• **EXERCISE INSTRUCTIONS**:
All that should appear is the run of lines from the one containing "Extract the structured" through the end of the records, each repeated exactly.

• **GIVEN DATA**:
◆ ◆ ◆ ◆ ◆
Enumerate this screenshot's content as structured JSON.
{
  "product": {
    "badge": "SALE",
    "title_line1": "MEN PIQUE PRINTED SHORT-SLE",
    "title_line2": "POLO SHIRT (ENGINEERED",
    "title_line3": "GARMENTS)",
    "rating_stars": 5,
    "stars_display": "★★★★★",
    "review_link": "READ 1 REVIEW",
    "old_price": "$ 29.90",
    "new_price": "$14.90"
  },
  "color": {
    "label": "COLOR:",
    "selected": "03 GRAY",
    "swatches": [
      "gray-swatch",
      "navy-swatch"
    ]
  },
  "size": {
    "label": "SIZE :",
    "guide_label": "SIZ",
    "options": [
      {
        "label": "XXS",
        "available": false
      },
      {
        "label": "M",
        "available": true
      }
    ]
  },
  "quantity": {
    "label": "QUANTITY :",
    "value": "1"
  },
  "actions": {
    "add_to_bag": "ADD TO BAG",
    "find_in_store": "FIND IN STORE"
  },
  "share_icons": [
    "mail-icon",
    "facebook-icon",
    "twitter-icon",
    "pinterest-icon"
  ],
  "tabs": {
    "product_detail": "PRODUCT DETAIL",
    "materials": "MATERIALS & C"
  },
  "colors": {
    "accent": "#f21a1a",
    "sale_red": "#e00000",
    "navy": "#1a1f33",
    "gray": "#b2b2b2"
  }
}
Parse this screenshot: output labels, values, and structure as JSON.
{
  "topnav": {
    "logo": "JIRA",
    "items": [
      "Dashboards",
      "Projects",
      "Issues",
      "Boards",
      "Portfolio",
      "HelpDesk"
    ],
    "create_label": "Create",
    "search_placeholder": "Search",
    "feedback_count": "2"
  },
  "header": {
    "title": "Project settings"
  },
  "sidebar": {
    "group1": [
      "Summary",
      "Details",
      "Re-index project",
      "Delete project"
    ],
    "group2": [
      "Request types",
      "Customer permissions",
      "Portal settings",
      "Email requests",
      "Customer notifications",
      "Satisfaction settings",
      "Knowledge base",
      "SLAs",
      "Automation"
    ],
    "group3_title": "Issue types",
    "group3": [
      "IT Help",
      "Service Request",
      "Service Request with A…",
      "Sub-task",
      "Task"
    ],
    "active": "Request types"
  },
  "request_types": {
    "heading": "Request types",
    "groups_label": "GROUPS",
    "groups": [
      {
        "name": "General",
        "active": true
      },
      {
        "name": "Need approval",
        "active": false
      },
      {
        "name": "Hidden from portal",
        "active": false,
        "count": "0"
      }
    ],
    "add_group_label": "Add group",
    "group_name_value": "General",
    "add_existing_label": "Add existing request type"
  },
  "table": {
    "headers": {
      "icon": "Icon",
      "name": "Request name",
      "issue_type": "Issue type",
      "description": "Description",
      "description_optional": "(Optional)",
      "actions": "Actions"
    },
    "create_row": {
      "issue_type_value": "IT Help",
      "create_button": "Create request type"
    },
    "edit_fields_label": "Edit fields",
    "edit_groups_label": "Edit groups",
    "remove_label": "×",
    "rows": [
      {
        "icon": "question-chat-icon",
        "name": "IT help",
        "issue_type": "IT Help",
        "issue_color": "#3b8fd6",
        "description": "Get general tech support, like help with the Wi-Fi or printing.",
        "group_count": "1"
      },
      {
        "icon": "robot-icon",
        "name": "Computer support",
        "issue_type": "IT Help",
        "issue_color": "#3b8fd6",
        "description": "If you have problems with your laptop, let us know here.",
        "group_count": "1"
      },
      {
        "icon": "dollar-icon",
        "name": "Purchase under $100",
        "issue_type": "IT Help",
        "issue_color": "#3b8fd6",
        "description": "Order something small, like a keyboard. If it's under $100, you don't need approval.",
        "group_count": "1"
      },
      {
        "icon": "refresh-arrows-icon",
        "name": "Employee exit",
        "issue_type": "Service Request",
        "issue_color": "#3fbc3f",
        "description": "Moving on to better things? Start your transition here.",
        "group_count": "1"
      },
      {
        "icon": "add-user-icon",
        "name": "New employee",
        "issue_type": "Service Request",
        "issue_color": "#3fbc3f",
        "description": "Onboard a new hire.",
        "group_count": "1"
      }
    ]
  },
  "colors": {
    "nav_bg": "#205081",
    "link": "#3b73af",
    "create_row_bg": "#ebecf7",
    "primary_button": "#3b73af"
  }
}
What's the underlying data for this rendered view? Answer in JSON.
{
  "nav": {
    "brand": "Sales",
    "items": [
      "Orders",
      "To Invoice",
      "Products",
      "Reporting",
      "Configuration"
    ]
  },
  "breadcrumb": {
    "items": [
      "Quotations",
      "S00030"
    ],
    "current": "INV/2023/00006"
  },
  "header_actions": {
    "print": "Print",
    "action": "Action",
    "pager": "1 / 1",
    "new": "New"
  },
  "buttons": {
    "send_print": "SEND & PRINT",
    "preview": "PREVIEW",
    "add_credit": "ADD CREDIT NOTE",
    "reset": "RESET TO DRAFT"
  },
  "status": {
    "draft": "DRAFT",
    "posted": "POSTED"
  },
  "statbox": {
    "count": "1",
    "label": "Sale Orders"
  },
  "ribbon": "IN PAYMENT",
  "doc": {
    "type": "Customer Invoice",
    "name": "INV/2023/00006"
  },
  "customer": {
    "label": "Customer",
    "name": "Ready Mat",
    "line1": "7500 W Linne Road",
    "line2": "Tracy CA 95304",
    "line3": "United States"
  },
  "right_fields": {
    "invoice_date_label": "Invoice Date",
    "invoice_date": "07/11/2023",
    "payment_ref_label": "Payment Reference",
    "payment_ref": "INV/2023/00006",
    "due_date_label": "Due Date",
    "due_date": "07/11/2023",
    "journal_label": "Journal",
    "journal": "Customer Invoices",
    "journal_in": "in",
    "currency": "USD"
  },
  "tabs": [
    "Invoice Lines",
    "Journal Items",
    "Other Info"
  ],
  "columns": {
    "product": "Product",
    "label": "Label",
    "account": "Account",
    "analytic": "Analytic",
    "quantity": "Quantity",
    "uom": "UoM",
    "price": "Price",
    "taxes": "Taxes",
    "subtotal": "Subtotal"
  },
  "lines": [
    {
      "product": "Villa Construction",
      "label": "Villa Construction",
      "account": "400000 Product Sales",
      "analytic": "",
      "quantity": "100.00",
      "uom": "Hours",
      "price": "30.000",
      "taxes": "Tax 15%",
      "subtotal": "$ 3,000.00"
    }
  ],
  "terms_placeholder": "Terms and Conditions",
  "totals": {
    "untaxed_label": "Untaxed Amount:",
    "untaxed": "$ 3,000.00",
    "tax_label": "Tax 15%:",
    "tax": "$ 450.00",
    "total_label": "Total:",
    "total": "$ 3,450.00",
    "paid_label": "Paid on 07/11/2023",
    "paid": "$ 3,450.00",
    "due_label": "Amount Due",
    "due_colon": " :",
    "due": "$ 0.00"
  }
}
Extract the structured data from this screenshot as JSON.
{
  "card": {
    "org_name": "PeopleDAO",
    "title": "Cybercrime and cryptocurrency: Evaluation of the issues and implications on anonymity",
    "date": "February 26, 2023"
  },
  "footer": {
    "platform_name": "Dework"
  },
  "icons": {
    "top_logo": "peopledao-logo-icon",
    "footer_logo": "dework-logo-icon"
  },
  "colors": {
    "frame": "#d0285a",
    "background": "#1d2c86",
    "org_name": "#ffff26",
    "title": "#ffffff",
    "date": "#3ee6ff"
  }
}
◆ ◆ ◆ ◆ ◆
• **WRITTEN SOLUTION**:
Extract the structured data from this screenshot as JSON.
{
  "card": {
    "org_name": "PeopleDAO",
    "title": "Cybercrime and cryptocurrency: Evaluation of the issues and implications on anonymity",
    "date": "February 26, 2023"
  },
  "footer": {
    "platform_name": "Dework"
  },
  "icons": {
    "top_logo": "peopledao-logo-icon",
    "footer_logo": "dework-logo-icon"
  },
  "colors": {
    "frame": "#d0285a",
    "background": "#1d2c86",
    "org_name": "#ffff26",
    "title": "#ffffff",
    "date": "#3ee6ff"
  }
}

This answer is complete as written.